**WHAT YOU WILL DO**
Scan the data beneath this task and copy each line that includes "opaque".

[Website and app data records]
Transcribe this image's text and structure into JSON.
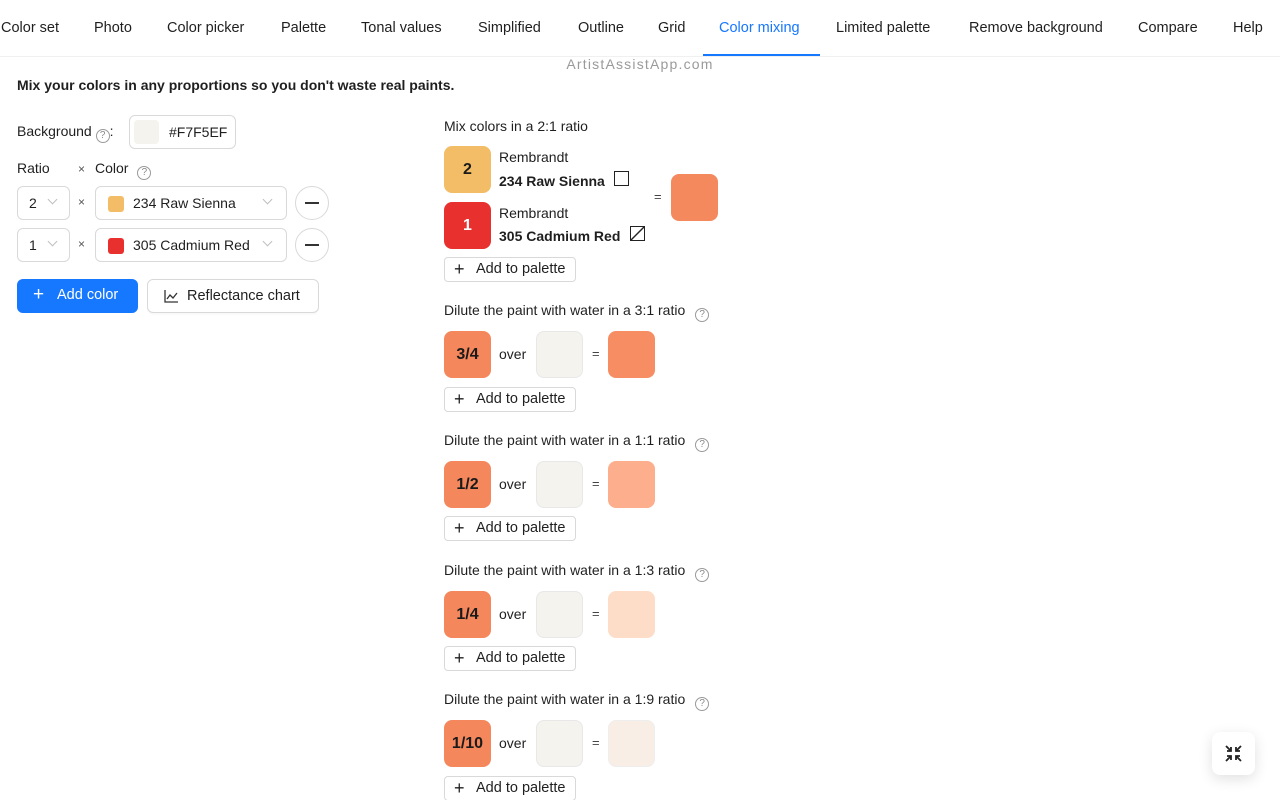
{
  "tabs": [
    {
      "label": "Color set",
      "active": false
    },
    {
      "label": "Photo",
      "active": false
    },
    {
      "label": "Color picker",
      "active": false
    },
    {
      "label": "Palette",
      "active": false
    },
    {
      "label": "Tonal values",
      "active": false
    },
    {
      "label": "Simplified",
      "active": false
    },
    {
      "label": "Outline",
      "active": false
    },
    {
      "label": "Grid",
      "active": false
    },
    {
      "label": "Color mixing",
      "active": true
    },
    {
      "label": "Limited palette",
      "active": false
    },
    {
      "label": "Remove background",
      "active": false
    },
    {
      "label": "Compare",
      "active": false
    },
    {
      "label": "Help",
      "active": false
    }
  ],
  "brand": "ArtistAssistApp.com",
  "intro": "Mix your colors in any proportions so you don't waste real paints.",
  "form": {
    "background_label": "Background",
    "background_colon": ":",
    "background_value": "#F7F5EF",
    "background_color": "#F4F3EE",
    "ratio_label": "Ratio",
    "times": "×",
    "color_label": "Color",
    "help_glyph": "?",
    "rows": [
      {
        "ratio": "2",
        "color_name": "234 Raw Sienna",
        "swatch": "#F2BD66"
      },
      {
        "ratio": "1",
        "color_name": "305 Cadmium Red",
        "swatch": "#E8312F"
      }
    ],
    "add_color_label": "Add color",
    "reflectance_label": "Reflectance chart"
  },
  "mix": {
    "title": "Mix colors in a 2:1 ratio",
    "equals": "=",
    "result_color": "#F5895E",
    "paints": [
      {
        "ratio": "2",
        "brand": "Rembrandt",
        "name": "234 Raw Sienna",
        "chip_color": "#F2BD66",
        "text_color": "#1a1a1a",
        "opacity_icon": "opaque-square-icon"
      },
      {
        "ratio": "1",
        "brand": "Rembrandt",
        "name": "305 Cadmium Red",
        "chip_color": "#E8312F",
        "text_color": "#ffffff",
        "opacity_icon": "semi-opaque-square-icon"
      }
    ],
    "add_to_palette": "Add to palette"
  },
  "dilutions": [
    {
      "title": "Dilute the paint with water in a 3:1 ratio",
      "fraction": "3/4",
      "over": "over",
      "paint_color": "#F5875C",
      "paper_color": "#F4F3EE",
      "result_color": "#F68D63",
      "add_to_palette": "Add to palette"
    },
    {
      "title": "Dilute the paint with water in a 1:1 ratio",
      "fraction": "1/2",
      "over": "over",
      "paint_color": "#F5875C",
      "paper_color": "#F4F3EE",
      "result_color": "#FDAE8C",
      "add_to_palette": "Add to palette"
    },
    {
      "title": "Dilute the paint with water in a 1:3 ratio",
      "fraction": "1/4",
      "over": "over",
      "paint_color": "#F5875C",
      "paper_color": "#F4F3EE",
      "result_color": "#FDDCC8",
      "add_to_palette": "Add to palette"
    },
    {
      "title": "Dilute the paint with water in a 1:9 ratio",
      "fraction": "1/10",
      "over": "over",
      "paint_color": "#F5875C",
      "paper_color": "#F4F3EE",
      "result_color": "#F8EEE5",
      "add_to_palette": "Add to palette"
    }
  ],
  "colors": {
    "accent": "#1677FF",
    "active_tab": "#1677FF"
  }
}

**EXERCISE SOLUTION**
        "opacity_icon": "opaque-square-icon"
        "opacity_icon": "semi-opaque-square-icon"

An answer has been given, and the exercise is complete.